» PROBLEM REQUIREMENTS: What is needed is each line of the data below that holds the string "chevron".

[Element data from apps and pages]

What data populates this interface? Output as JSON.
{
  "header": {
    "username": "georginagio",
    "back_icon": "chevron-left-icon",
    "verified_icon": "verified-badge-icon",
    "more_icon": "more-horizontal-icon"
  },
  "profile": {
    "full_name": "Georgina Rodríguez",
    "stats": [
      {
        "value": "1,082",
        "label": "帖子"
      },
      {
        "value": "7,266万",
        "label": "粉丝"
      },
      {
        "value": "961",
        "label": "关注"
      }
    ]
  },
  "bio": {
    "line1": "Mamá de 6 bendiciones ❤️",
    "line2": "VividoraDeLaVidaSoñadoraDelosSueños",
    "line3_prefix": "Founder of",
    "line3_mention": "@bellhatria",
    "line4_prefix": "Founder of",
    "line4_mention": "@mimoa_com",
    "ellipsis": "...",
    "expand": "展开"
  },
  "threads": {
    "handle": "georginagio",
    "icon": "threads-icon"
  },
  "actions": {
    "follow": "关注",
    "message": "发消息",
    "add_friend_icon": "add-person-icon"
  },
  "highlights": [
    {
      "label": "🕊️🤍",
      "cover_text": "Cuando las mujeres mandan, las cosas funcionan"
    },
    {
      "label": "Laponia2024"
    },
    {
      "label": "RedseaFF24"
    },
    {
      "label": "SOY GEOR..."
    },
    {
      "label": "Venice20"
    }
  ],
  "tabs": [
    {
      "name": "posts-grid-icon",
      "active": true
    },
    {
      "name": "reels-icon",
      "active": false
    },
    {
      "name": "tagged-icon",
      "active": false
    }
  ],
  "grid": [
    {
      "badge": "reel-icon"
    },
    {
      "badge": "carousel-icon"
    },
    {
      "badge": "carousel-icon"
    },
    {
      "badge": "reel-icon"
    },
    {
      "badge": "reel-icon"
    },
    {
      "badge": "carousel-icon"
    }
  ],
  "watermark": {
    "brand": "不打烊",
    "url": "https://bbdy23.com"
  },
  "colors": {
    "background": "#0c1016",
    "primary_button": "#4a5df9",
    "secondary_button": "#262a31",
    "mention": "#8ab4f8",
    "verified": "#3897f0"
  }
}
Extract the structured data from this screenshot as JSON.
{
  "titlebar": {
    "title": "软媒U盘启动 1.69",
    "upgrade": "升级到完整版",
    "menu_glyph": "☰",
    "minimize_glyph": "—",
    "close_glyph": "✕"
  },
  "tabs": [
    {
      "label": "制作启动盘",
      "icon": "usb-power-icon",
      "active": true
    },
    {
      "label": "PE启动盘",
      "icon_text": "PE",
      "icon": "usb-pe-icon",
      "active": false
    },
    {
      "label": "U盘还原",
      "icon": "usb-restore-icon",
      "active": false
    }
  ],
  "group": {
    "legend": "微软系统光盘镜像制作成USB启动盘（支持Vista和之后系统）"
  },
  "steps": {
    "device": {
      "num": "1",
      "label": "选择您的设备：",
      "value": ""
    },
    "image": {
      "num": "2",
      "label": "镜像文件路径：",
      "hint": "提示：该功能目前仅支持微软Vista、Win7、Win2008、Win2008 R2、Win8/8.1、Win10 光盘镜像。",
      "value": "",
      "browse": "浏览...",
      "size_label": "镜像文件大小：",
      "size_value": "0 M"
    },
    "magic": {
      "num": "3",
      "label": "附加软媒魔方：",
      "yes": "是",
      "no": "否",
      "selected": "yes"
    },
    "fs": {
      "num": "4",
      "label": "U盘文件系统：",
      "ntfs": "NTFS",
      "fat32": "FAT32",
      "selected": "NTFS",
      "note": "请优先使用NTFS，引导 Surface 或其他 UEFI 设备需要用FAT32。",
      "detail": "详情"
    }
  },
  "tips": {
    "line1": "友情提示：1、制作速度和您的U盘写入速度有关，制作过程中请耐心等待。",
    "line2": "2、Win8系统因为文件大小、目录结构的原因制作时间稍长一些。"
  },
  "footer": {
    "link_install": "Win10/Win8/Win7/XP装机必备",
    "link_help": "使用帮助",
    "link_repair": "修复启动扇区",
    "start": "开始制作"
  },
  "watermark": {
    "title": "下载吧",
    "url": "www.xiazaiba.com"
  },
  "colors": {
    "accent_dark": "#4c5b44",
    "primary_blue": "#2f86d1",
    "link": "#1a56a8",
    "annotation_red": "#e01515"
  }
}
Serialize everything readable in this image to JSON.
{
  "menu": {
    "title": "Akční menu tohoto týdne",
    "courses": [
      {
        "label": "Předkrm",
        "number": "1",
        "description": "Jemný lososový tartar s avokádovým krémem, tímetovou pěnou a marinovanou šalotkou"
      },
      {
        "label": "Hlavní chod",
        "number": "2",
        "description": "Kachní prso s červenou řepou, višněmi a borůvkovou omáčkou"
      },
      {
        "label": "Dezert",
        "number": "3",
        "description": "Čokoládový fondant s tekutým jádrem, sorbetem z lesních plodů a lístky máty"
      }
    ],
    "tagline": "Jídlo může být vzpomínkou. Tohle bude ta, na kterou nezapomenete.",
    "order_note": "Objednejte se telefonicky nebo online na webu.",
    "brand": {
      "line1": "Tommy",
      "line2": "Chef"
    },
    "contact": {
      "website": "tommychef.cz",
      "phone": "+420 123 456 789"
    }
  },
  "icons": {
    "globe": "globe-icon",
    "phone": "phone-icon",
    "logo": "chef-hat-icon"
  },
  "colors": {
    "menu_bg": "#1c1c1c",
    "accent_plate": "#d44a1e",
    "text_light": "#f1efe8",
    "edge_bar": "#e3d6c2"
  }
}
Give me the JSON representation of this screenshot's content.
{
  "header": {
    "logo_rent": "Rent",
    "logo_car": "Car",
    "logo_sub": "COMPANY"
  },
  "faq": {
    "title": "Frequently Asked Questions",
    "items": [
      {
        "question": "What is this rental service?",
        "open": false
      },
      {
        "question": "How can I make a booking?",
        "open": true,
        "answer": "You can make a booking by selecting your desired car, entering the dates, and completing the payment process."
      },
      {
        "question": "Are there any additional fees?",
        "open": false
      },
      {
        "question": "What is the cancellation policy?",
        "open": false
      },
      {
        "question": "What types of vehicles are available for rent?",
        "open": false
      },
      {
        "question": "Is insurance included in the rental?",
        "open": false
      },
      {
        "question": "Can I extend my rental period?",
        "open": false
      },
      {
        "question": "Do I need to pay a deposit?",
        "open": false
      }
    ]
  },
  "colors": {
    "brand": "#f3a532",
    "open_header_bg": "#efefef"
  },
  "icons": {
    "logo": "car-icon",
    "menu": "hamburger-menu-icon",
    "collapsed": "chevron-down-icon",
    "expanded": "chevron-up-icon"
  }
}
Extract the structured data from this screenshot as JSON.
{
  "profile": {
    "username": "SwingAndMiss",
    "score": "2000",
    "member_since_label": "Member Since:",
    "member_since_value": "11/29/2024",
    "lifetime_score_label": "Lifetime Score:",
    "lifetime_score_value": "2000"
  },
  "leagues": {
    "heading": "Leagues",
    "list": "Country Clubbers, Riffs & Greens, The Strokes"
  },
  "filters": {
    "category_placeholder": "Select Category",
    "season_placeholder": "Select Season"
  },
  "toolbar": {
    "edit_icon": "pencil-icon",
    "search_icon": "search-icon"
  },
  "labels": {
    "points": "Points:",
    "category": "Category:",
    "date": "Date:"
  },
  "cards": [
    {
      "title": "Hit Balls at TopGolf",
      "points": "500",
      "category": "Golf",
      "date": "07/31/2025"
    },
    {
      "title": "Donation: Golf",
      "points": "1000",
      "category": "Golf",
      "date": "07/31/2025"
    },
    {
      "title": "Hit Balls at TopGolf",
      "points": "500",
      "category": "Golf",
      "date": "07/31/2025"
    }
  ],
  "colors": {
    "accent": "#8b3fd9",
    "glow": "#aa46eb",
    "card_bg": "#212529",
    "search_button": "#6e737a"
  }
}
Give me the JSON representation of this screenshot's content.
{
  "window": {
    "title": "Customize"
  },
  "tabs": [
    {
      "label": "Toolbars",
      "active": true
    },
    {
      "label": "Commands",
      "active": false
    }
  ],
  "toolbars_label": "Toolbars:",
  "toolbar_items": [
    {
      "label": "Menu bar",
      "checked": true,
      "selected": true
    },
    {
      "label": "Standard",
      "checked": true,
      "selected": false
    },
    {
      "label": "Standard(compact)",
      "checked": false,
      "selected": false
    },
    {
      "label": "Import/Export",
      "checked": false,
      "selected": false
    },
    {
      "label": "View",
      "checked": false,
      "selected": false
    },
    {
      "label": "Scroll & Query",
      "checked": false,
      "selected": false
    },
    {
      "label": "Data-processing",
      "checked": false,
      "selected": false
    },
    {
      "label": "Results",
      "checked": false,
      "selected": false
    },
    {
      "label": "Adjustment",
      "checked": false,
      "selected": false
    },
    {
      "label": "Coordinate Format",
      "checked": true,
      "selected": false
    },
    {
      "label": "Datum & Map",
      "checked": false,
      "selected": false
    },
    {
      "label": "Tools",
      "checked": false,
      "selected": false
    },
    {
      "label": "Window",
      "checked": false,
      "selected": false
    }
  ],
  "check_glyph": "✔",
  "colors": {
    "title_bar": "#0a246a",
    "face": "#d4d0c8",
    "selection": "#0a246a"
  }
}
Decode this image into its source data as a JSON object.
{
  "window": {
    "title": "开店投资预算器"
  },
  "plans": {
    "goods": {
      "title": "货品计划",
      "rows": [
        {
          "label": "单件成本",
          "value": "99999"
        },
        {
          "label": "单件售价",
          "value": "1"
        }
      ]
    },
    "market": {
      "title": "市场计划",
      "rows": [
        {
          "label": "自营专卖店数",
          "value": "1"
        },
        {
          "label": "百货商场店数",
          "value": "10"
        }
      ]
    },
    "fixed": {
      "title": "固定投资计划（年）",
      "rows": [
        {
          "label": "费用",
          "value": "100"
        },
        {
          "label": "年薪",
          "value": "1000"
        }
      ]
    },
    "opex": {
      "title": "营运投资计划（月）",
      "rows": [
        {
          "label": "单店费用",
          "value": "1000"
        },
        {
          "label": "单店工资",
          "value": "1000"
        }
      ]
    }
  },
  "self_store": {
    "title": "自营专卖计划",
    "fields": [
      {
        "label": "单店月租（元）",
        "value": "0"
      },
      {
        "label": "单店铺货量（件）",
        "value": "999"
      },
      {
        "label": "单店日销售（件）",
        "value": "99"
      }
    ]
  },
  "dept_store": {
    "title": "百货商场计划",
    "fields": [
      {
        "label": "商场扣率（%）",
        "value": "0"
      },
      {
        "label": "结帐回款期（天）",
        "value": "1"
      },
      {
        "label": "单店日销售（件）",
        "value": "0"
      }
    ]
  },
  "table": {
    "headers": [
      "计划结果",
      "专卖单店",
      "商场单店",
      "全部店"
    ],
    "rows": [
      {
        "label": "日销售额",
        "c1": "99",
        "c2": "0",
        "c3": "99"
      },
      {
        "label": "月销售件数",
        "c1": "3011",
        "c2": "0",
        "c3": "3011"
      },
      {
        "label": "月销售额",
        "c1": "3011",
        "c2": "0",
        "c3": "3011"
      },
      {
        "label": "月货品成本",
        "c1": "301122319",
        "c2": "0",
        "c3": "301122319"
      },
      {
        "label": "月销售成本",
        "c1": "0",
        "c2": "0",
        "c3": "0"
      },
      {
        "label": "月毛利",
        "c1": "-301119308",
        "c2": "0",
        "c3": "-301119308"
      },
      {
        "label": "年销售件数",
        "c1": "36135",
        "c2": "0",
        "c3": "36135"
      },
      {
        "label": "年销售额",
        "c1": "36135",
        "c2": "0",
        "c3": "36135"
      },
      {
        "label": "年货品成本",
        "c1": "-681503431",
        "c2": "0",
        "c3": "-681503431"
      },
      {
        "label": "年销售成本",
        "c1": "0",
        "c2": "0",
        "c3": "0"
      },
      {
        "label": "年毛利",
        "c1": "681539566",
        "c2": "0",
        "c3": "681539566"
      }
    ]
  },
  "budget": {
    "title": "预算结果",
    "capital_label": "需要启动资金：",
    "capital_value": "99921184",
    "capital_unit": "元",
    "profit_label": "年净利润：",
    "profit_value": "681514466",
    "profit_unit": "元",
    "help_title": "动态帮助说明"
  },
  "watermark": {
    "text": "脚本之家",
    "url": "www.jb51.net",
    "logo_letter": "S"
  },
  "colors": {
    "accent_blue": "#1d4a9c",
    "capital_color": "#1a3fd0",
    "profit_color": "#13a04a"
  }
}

» YOUR SOLUTION:
    "back_icon": "chevron-left-icon",
    "collapsed": "chevron-down-icon",
    "expanded": "chevron-up-icon"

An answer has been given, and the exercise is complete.